“A payments strategy is not one solution but many incremental steps," Mohamed Ladak, Vancity Credit Union's vice president of payment solutions, told attendees at CUNA's Payments Roundtable Tuesday in Las Vegas.
Vancity, located in Vancouver, is Canada's largest community credit union with 501,000 members, $17.5 billion in assets, and 57 branches.
"We built our payments products and services to reflect our values of promoting financial literacy and helping members build healthy communities," Ladak said.
That translates to a credit card program that focuses on members' needs, not credit union profits, according to Ladak.

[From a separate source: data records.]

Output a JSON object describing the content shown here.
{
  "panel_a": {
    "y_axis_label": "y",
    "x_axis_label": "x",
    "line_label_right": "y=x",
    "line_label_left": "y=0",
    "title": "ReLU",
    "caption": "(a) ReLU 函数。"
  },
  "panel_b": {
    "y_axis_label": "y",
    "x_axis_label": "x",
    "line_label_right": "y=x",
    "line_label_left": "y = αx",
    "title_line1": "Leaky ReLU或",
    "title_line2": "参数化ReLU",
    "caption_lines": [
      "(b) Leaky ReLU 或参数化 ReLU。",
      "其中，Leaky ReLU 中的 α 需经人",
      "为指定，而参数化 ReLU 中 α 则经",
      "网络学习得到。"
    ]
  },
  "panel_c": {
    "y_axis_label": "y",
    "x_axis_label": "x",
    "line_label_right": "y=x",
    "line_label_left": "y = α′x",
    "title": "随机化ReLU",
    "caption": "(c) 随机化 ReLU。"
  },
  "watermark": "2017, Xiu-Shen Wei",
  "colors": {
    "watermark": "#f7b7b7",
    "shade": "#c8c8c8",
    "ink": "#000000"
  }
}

Vancity's enviroVisa credit card has an 86% approval rate and it can be customized for high-risk members so those members also have access to credit. The card program uses a "wallet" approach to enable access to multiple payment types that address members' needs and preferences.
Each year, Vancity takes 5% of the profits from its enviroVisa card program and places it in the credit union's enviroFund. Those funds are then invested in environment-enhancing initiatives, such as sustainable urban food production and farmers' markets.
Ladak says Vancity's credit card program is coupled with a rewards program. Most members opt to spend their rewards money by moving the funds into their savings or loan accounts. About 70% of rewards points go to members' savings or loan accounts. Only about 25% of rewards points are redeemed for travel bonuses, and 5% are redeemed for merchandise.
Vancity believes in ongoing member education and awareness. The credit union contributes $1 million annually to its credit card financial literacy initiative.
It has produced two YouTube videos to help members understand the benefits of paying off their card balances quickly. "By posting these two videos, we actually make less money,” Ladak said. “But the videos are consistent with our values, and our values are our differentiator."
The credit union's vision statement is, "We make good money by putting money to good."
"Tap-and-go technology is very popular in Canada right now, so we're currently incorporating that technology into our payments systems,” Ladak said. “We're taking a wait-and-see approach to a mobile wallet until a dominant technology solution emerges and we know exactly what our members want."
He added that Vancity recently adopted a living wage policy for all of its employees. Doing so increased the credit union's minimum wage to about $20 per hour, which is about twice Canada's minimum wage.